I am currently mentoring a trainee in my department and, although I normally have no issue with such delegated responsibility, I am finding this particular candidate a bit troublesome.
To say that the trainee has verbal diarrhoea is an understatement. He wants to talk constantly about his social life and to update me on all his girlfriend woes.
If this wasn’t bad enough, when he does actually focus on work matters, he has a tendency to speak over me at 100 miles per hour and I can’t seem to get an opportunity to speak.
When he does eventually take a breath, which is rare, I barely finish a sentence before he begins talking over me and confirming what he thinks the correct legal opinion is. I don’t mind trainees demonstrating their enthusiasm, but this person is just going too far.
I can understand your frustration, as this person clearly has an issue with listening. There is always an element of a young, inexperienced lawyer wanting to seem keen and eager to learn, but it does not seem as if you will be able to provide much guidance when he is clearly not being very receptive.
I do however think that you may be able to nip this in the bud if you confront him about it at an early stage. The trainee is probably unaware of how he is coming across, and perhaps believes that you will be impressed by his insight and knowledge.
To give him the benefit of the doubt, he probably thinks that you will expect him to have already researched specific areas of law and will want to demonstrate how much he knows without you having to spoon feed him.
However, it is important that you define the boundaries more clearly. Perhaps the next time he begins to talk about personal issues, you make it clear by interrupting him, no matter how hard this may be, and emphasising that you need him to finish a particular piece of work within a firm deadline.
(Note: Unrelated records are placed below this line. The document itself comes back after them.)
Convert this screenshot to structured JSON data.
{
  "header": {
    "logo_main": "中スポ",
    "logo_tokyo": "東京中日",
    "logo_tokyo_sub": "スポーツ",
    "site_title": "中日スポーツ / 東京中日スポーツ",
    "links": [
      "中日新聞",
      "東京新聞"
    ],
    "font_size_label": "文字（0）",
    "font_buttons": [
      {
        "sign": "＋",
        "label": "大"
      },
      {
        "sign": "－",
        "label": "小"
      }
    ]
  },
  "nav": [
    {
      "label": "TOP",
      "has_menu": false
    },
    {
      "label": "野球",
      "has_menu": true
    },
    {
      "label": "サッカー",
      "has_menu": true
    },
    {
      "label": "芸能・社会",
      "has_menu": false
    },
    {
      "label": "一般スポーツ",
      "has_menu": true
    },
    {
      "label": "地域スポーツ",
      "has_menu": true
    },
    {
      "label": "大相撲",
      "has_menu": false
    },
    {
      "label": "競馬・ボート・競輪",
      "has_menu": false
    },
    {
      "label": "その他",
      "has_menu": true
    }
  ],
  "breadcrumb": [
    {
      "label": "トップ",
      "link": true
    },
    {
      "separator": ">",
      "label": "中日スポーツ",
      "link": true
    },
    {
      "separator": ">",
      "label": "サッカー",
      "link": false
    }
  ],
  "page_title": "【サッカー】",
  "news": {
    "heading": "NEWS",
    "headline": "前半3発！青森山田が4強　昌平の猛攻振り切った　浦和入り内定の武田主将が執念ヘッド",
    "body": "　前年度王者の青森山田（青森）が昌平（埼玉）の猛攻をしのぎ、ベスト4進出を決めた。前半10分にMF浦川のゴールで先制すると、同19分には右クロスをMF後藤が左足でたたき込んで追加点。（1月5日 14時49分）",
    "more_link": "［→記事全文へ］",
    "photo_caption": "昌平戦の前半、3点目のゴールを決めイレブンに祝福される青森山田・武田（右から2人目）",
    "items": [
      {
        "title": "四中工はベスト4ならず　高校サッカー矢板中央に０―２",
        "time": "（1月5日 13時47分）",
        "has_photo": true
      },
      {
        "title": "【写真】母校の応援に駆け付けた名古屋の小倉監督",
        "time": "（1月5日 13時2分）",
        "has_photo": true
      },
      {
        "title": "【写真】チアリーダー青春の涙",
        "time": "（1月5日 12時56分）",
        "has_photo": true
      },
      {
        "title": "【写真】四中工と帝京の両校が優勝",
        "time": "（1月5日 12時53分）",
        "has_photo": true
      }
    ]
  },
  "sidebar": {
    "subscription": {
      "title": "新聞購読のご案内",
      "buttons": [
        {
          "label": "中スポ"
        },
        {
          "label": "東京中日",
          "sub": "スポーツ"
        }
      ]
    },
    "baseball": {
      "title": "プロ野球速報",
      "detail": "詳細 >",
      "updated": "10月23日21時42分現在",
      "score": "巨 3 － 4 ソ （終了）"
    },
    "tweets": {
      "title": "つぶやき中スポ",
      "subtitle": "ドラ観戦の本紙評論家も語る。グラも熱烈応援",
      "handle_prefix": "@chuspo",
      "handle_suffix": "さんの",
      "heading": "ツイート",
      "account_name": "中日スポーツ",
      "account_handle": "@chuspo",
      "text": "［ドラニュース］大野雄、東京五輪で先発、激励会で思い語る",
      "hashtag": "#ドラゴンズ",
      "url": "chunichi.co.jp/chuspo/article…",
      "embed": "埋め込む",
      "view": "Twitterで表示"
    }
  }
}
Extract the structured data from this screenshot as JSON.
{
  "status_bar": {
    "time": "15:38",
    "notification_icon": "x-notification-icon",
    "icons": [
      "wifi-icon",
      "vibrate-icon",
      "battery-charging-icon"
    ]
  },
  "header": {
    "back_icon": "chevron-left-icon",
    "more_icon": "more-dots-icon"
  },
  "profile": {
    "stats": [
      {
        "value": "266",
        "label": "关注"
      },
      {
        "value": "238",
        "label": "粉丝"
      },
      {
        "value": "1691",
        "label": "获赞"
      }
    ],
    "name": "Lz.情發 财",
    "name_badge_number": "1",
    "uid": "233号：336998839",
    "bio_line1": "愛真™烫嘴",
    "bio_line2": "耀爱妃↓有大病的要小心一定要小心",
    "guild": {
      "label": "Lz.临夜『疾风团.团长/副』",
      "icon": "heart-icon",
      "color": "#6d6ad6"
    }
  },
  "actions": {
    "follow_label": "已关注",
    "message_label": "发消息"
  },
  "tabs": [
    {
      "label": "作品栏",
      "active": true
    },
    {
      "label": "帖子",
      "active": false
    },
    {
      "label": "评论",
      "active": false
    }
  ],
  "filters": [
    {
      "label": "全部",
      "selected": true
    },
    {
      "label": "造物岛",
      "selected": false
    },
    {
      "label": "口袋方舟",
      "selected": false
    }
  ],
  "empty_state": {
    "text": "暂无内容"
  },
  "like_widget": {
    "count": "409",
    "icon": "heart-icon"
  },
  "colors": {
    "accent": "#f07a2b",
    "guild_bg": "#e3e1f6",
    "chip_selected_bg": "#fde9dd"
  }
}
This should drum home the subtle message that he needs to focus on work issues.
With regard to work issues, I suggest that you outline a few ground rules at the beginning of any catch-up meetings by confirming that you will go first and then outlining the main work issues. If you are interrupted, you may want to use some subtle body language in order to regain control of the meeting, for example raising your hand slightly and raising your voice slightly to confirm that, although he may have a point, you would like to finish first.
Hopefully, these tips should assist in getting the message across to the trainee. However, if all else fails, there is always the fallback position of ear plugs!
In this issue
- Scottish banknotes: an uncertain future
- Abolition of all guardianship and mental health laws?
- Attack vectors into the law: phishing
- End of the loan?
- Estate handling, Irish style
- Reading for pleasure
- Opinion: Fiona Woolf
- Book reviews
- President's column
- User feedback sees results
- Court reform: does it add up?
- Diverse perspectives
- Countdown to the devolved taxes
- Rewards for the virtuous
- Moving times
- Profitability north and south of the border
- Silence is golden
- Risk assessments and OLRs
- One for the board
- Reshaping history
- Good linking
- Scottish Solicitors' Discipline Tribunal
- People on the move
- A happy marriage?
- Fair Exchange?
- Premium result
- Clients: on good terms?
- Teasing out Taylor
- The law - it's just mental
- Gold dust data
- Ask Ash
- Pritchard Trust applications invited
- From the Brussels office
- Law reform roundup
- SYLA does EYBA - proud